Towards the left, Georginio Wijnaldum and Mané used contrasting movements to create space and threaten the balance of United's defence. Passes to Andy Robertson triggered a penetrative run from Wijnaldum and Mané moving short; possession would most commonly be played to Mané's feet, at which point he sought to combine with Firmino or Thiago to create the next action.
A similarly common move involved Thiago withdrawing to create a three-on-two in central defence while Robertson and Trent Alexander-Arnold advanced to create a 3-4-3, and better access to the half-spaces; one of that back three then carried possession out of defence to create a two-on-one further forwards. It was when they reached the final third that Liverpool had reduced success.
Mané and Mo Salah offered runs in behind, and Firmino moved deeper and arrived late, but United's defenders defended well against them doing so. Luke Shaw was particularly impressive when defending, one-on-one, against Salah, who he regularly stopped attacking infield on to his favoured left foot.
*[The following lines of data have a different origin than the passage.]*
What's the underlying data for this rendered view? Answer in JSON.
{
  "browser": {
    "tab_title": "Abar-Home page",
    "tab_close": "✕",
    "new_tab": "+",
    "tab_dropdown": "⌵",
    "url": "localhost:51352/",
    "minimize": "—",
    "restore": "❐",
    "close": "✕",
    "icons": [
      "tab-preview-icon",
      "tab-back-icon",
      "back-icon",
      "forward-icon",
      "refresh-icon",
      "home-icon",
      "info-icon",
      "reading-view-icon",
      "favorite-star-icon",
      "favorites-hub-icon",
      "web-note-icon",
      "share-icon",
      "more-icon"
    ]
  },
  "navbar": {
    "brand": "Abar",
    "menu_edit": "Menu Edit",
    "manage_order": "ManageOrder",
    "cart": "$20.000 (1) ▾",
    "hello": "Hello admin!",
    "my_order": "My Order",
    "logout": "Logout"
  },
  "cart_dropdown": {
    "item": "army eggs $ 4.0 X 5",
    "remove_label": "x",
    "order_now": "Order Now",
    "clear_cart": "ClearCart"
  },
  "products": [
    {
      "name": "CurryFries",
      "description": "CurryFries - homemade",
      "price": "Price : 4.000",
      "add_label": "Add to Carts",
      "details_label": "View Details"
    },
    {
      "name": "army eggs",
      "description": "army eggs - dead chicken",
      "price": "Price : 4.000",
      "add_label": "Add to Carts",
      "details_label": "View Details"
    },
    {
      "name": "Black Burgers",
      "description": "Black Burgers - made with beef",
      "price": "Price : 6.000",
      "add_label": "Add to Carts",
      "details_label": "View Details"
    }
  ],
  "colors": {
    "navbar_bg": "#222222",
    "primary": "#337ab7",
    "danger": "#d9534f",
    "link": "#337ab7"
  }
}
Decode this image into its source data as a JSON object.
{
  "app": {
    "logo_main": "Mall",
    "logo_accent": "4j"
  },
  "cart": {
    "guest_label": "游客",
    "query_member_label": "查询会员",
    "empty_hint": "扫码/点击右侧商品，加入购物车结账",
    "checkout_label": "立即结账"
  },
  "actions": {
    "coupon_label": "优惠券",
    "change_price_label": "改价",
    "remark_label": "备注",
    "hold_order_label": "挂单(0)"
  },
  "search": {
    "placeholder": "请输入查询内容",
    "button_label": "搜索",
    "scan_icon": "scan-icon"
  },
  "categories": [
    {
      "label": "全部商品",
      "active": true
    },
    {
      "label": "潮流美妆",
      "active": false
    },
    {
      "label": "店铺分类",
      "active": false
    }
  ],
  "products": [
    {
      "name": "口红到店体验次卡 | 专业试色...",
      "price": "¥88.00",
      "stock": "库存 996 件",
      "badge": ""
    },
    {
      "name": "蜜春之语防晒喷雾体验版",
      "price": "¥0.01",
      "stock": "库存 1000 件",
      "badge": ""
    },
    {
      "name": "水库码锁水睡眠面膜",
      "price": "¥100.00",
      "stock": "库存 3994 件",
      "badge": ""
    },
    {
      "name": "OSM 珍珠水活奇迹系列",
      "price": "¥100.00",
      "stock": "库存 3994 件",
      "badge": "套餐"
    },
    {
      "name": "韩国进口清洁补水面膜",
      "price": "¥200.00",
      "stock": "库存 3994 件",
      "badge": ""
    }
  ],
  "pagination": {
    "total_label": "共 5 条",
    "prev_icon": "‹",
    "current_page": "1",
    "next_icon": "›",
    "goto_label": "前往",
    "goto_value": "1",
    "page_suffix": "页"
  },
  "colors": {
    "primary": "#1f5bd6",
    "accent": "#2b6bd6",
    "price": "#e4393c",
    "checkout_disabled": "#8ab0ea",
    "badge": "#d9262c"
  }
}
Harry Maguire also impressed at defending the spaces in behind when Liverpool attempted early, long passes.
Klopp's team created their better quality chances when they played forwards quickly. United's narrow structure meant that Liverpool's full-backs were often free to attack, particularly when the wide forwards in front of them occupied United's full-backs; what instead undermined the hosts was the pass out to those full-backs, that full-back's delivery, or the finish.
Manchester United again adopted Ole Gunnar Solskjaer's long-favoured 4-2-3-1 formation that on this occasion was led by Marcus Rashford, who was supported by Paul Pogba, Bruno Fernandes and Anthony Martial. Liverpool remained in their 4-3-3.
United were content to concede possession and to instead target attacking on the counter. When possession was turned over they immediately sought to release their front four into the spaces in behind. Liverpool operated with a high defensive line and had two central midfielders in central defence, convincing Solskjaer that they would be vulnerable.
Liverpool sought to apply an aggressive press, via two different approaches. If possession was played to Harry Maguire, Mo Salah sought to close him down, Roberto Firmino took the ballside, opposing central midfielder, Sadio Mané took the far-side midfielder, and Xherdan Shaqiri moved to press Luke Shaw, preserving Liverpool's back four and freeing up Thiago Alcântara and Georginio Wijnaldum to offer protection from midfield.
If United instead built to the left, Mané instead closed down Victor Lindelöf, and Mo Salah advanced to pressure Maguire and David de Gea. Behind him, the ballside midfielder or full-back moved to press the relevant United full-back, and Firmino prioritised the opposing ballside midfielder. United's other central midfielder was often left free, but was not easily accessed.
Complementing their pursuit of counter-attacking opportunities, United also tried to access spaces in behind at an early stage in possession. Too often, however, the timing of the pass and the run behind made were not in sync, even if those runs were becoming increasingly threatening and therefore likelier to succeed. Liverpool's awareness of that meant that they started to apply a ball-oriented counter-press, from all angles, intended to force the in-possession opponent to look down and not see the passing options available to him.
Even when United were established in possession, they continued to favour speed of play to disrupt their opponents' sense of organisation and to progress the ball. A common pattern involved their wide midfielder making diagonal runs inside the far-side full-back and drawing an opponent, and an additonal runner moving into the newly created space; goalscoring chances of a superior quality were sometimes created, but still not taken.
Author: Tony Hodson